As you have probably seen, Where Peter Is has focused quite a bit on “papal apologetics,” that is, defending the Holy Father and his teachings from his critics. However, in my mind, the defense of the pope is simply the means to a greater end: loving the pope. In other words, we want to give thoughtful answers to people’s concerns about the Holy Father so that they can trust the pope more and be able to hear the wonderful things he says, because he really does say wonderful things. As I’ve said before, Pope Francis has inspired and challenged me, both in my personal life and in my professional ministry. I would like to share with you one of his teachings that I’ve found the most beautiful.
During the Jubilee Year of Mercy in 2016, Pope Francis released a book titled, “The Name of God is Mercy.” I read it three times over the course of a year. The book is the transcript of a long interview the Holy Father did with the Vatican reporter Andrea Tornielli about the Year of Mercy. I wanted to share one particularly powerful passage and give some comments on it.
This teaching comes from the chapter titled, “Shepherds, not Scholars of the Law.” Pope Francis says:
“We need to enter the darkness, the night in which so many of our brothers live. We need to be able to make contact with them and let them feel our closeness, without letting ourselves be wrapped up in that darkness and influenced by it. Caring for outcasts and sinners does not mean letting the wolves attack the flock. It means trying to reach everyone by sharing the experience of mercy, which we ourselves have experienced, without ever caving in to the temptation of feeling that we are just or perfect.”
While he doesn’t use the word “evangelization,” I think that is precisely what the pope is talking about here. I’ve heard it said that evangelization is one beggar showing another beggar where the bread is. Likewise, I think Pope Francis would say that evangelization is one sinner showing another sinner how to encounter God’s mercy. What’s cool about thinking of evangelization this way is that it’s not complicated and it certainly doesn’t require a theology degree. How have you experienced God’s mercy in your life? How has God saved you from your own sin and suffering? Have you ever shared this story with anyone? The pope continues:

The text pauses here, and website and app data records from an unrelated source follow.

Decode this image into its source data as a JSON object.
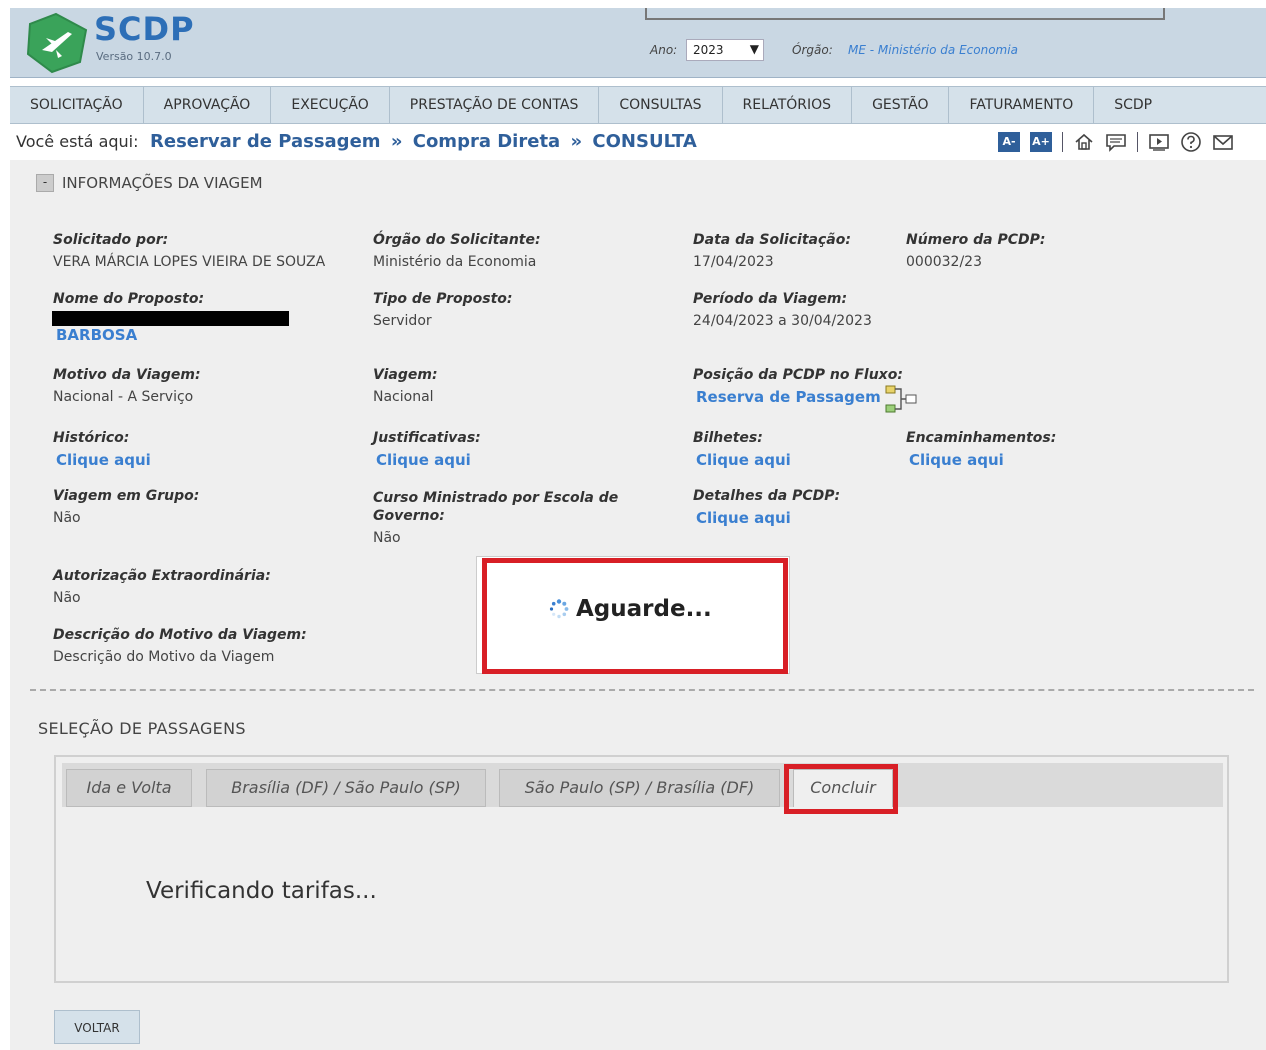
{
  "header": {
    "logo_text": "SCDP",
    "version": "Versão 10.7.0",
    "ano_label": "Ano:",
    "ano_value": "2023",
    "orgao_label": "Órgão:",
    "orgao_value": "ME - Ministério da Economia"
  },
  "menu": {
    "items": [
      "SOLICITAÇÃO",
      "APROVAÇÃO",
      "EXECUÇÃO",
      "PRESTAÇÃO DE CONTAS",
      "CONSULTAS",
      "RELATÓRIOS",
      "GESTÃO",
      "FATURAMENTO",
      "SCDP"
    ]
  },
  "breadcrumb": {
    "label": "Você está aqui:",
    "items": [
      "Reservar de Passagem",
      "Compra Direta",
      "CONSULTA"
    ],
    "separator": "»"
  },
  "toolbar": {
    "font_decrease": "A-",
    "font_increase": "A+"
  },
  "info": {
    "section_title": "INFORMAÇÕES DA VIAGEM",
    "collapse_symbol": "-",
    "solicitado_por_label": "Solicitado por:",
    "solicitado_por_value": "VERA MÁRCIA LOPES VIEIRA DE SOUZA",
    "orgao_solicitante_label": "Órgão do Solicitante:",
    "orgao_solicitante_value": "Ministério da Economia",
    "data_solicitacao_label": "Data da Solicitação:",
    "data_solicitacao_value": "17/04/2023",
    "numero_pcdp_label": "Número da PCDP:",
    "numero_pcdp_value": "000032/23",
    "nome_proposto_label": "Nome do Proposto:",
    "nome_proposto_value": "BARBOSA",
    "tipo_proposto_label": "Tipo de Proposto:",
    "tipo_proposto_value": "Servidor",
    "periodo_label": "Período da Viagem:",
    "periodo_value": "24/04/2023 a 30/04/2023",
    "motivo_label": "Motivo da Viagem:",
    "motivo_value": "Nacional - A Serviço",
    "viagem_label": "Viagem:",
    "viagem_value": "Nacional",
    "posicao_label": "Posição da PCDP no Fluxo:",
    "posicao_value": "Reserva de Passagem",
    "historico_label": "Histórico:",
    "justificativas_label": "Justificativas:",
    "bilhetes_label": "Bilhetes:",
    "encaminhamentos_label": "Encaminhamentos:",
    "clique_aqui": "Clique aqui",
    "grupo_label": "Viagem em Grupo:",
    "grupo_value": "Não",
    "curso_label": "Curso Ministrado por Escola de Governo:",
    "curso_value": "Não",
    "detalhes_label": "Detalhes da PCDP:",
    "autorizacao_label": "Autorização Extraordinária:",
    "autorizacao_value": "Não",
    "descricao_label": "Descrição do Motivo da Viagem:",
    "descricao_value": "Descrição do Motivo da Viagem"
  },
  "loading": {
    "text": "Aguarde..."
  },
  "selecao": {
    "title": "SELEÇÃO DE PASSAGENS",
    "tabs": [
      "Ida e Volta",
      "Brasília (DF) / São Paulo (SP)",
      "São Paulo (SP) / Brasília (DF)",
      "Concluir"
    ],
    "status_text": "Verificando tarifas..."
  },
  "actions": {
    "voltar": "VOLTAR"
  },
  "colors": {
    "link_blue": "#3a7fd0",
    "breadcrumb_blue": "#2f5f9a",
    "highlight_red": "#d81f26",
    "logo_green": "#3aa35a"
  }
}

“The more conscious we are of our wretchedness and our sins, the more we experience the love and infinite mercy of God among us, and the more capable we are of looking upon the many “wounded” we meet along the way with acceptance and mercy.”
Shortly after being elected pope, Francis was asked “Who is Jorge Bergoglio?” And his response was, “I am a sinner. This is the most accurate definition. It is not a figure of speech, a literary genre. I am a sinner.” The Holy Father says that it is a true grace for someone to feel like a sinner, and that if we don’t feel that way then we should ask God for the grace to feel like a sinner. It is only as a sinner that we can experience God’s infinite mercy it is only in our weakness and humility that we can truly know God’s greatness. This was challenging. I don’t particularly enjoy seeing myself as a sinner obviously I like to think of myself as a good and righteous person, but if I am not a sinner then I have no need for a Savior. Recognizing oneself as a sinner is also one of the first steps of evangelization, as the pope says:

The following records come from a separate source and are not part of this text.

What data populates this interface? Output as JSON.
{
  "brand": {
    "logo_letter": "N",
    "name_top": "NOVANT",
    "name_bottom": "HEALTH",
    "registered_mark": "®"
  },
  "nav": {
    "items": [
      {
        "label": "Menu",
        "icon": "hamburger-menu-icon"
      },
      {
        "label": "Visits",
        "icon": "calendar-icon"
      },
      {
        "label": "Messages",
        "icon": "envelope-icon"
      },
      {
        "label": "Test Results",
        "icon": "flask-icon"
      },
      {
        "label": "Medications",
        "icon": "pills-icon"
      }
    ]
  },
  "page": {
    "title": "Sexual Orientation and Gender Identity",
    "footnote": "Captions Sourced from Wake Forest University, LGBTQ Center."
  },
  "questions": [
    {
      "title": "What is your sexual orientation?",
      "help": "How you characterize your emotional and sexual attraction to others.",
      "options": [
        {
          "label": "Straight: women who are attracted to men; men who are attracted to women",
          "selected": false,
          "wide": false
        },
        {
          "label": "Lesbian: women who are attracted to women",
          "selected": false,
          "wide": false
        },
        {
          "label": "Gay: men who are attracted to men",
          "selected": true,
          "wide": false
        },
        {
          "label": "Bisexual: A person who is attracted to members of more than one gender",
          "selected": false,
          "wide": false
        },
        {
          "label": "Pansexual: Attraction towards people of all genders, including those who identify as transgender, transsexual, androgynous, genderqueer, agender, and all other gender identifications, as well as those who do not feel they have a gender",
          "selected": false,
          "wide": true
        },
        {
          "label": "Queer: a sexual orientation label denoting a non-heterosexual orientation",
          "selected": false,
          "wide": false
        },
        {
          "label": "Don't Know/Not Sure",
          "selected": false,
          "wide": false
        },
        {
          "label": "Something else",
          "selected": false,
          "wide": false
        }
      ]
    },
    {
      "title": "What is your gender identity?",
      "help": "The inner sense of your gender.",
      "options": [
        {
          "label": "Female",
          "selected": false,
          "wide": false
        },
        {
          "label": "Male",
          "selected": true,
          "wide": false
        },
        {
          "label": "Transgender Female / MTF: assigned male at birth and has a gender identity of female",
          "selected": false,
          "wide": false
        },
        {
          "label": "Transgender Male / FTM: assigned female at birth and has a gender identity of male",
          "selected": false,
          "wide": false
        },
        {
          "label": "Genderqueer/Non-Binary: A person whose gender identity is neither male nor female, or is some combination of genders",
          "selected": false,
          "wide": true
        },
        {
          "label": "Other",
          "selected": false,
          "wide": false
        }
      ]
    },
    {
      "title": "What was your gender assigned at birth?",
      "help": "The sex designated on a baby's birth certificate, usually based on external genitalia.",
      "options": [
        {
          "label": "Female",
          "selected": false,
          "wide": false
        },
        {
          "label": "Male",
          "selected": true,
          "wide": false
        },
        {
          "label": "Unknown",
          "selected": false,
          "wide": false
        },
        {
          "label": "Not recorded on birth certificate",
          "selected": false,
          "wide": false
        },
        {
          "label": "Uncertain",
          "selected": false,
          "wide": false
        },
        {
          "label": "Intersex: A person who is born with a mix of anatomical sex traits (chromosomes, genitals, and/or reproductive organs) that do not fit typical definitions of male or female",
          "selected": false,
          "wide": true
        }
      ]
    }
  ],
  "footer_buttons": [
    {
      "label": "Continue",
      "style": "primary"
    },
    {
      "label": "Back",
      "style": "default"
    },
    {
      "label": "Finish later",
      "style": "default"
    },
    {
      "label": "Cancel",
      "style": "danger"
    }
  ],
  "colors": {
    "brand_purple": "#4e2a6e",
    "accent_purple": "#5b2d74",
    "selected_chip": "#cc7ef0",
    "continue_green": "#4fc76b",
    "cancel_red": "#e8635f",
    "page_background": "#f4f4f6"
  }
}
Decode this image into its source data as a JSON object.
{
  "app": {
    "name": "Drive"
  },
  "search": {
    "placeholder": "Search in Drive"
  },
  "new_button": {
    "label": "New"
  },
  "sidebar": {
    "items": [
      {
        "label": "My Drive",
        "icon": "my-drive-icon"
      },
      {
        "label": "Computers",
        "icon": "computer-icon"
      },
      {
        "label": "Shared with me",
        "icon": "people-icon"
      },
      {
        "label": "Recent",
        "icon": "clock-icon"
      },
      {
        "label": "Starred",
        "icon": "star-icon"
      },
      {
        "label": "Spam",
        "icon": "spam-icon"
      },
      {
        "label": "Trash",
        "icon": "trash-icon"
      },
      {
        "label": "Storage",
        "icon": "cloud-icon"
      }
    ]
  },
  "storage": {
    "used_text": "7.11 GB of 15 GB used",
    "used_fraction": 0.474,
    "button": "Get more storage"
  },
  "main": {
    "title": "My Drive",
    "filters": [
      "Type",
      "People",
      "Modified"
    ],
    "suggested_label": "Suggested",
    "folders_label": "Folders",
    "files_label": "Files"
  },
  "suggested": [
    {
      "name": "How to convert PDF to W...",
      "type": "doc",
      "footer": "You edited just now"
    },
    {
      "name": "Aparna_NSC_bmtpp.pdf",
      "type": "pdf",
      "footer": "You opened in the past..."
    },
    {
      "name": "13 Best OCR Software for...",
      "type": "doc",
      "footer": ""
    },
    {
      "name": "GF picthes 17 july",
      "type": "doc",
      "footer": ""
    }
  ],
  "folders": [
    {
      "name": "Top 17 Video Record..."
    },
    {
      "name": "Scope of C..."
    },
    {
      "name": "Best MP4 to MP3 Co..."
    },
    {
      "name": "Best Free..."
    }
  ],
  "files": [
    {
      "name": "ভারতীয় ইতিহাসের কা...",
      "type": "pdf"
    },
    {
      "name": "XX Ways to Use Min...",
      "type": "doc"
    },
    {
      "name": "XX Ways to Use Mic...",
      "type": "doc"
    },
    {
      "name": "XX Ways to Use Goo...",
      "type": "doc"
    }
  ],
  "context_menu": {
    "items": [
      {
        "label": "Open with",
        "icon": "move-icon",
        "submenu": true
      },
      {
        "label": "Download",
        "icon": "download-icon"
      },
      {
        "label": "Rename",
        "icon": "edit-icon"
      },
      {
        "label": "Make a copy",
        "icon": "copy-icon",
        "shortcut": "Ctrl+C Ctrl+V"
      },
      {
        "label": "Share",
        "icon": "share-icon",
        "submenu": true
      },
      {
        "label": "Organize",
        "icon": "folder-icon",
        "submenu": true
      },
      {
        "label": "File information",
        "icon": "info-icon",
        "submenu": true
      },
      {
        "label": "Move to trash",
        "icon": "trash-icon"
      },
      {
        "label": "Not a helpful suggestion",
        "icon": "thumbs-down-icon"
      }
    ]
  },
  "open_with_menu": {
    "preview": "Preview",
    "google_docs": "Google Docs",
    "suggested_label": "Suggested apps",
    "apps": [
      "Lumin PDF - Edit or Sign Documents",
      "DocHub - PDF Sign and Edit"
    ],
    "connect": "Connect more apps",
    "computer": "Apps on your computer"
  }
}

So we must avoid the attitude of someone who judges and condemns from the lofty heights of his own certainty, looking for the splinter in his brother’s eye while remaining unaware of the beam is his own. Let us always remember that God rejoices more when one sinner returns to the fold than when ninety-nine righteous people have no need of repentance. When a person begins to recognize the sickness in their soul, when the Holy spirit—the Grace of God—acts within them and moves their heart toward an initial recognition of their own sins, he needs to find an open door, not a closed one. He needs to find acceptance, not judgement, prejudice, or condemnation. He needs to be helped, not pushed away or cast out. Sometimes when Christians think like scholars of the law, their hearts extinguish that which the Holy Spirit lights up in the heart of a sinner who stands at the threshold, when he starts to feel nostalgia for God.

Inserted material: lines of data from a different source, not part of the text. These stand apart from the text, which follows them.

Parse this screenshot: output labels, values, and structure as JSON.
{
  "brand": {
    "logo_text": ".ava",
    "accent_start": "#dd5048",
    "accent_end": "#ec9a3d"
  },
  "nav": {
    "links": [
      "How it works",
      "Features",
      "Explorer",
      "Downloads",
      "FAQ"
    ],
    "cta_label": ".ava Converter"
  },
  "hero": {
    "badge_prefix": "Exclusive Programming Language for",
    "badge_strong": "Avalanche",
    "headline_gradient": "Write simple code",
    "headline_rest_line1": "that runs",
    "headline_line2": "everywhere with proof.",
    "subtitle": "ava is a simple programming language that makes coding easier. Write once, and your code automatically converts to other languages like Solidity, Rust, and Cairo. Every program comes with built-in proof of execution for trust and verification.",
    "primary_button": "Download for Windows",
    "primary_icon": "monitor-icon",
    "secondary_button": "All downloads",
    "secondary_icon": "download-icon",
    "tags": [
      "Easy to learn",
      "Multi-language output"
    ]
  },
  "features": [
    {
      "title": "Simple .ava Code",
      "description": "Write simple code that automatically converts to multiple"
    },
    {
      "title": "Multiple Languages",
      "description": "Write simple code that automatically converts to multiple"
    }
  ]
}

This passage really hit me like an examination of conscience. I find myself quick to judge someone else’s faults. Too often I act like a “scholar of law” who stands on a self-righteous pedestal judging others. It’s easy for us to treat people as “the other,” as enemies in a culture war, as bad Catholics, instead of Children of God. But judging other from “lofty heights” is the opposite of evangelization.
It’s easy for us to judge the young unmarried couple bringing their baby to be baptized, the couple who lived together before their wedding, the couple you know is using contraception, the person with outrageous and ignorant Facebook posts, the gay person at work, the person with the Other Party’s bumper sticker in the church parking lot, etc, etc. I use all of these examples because these are ways I have judged others in the past. “These people” aren’t enemies in a culture war these are the “lost sheep” who Jesus rejoices over more than the ninety-nine who never strayed.
Pope Francis is telling us that we can only stop judging others and start loving them when we have the humility to see ourselves as the greatest sinner in the room. The Holy Father said, “Every time I go through the gates into a prison to celebrate Mass or for a visit, I always think: Why them and not me? I should be here. I deserve to be here. Their fall could have been mine.”
The Year of Mercy is long over, but let us pray for the humility of Pope Francis and the courage to share God’s mercy with those who have fallen away from the Church. During this penitential season of Lent, let us pray for the tremendous grace to see ourselves as sinners so that we may fully encounter the God who is Mercy.
A version of this post originally appeared at Diocesan.
[Photo credit: One Secret Mission]
Paul Fahey is a husband, father of four, and professional lay person.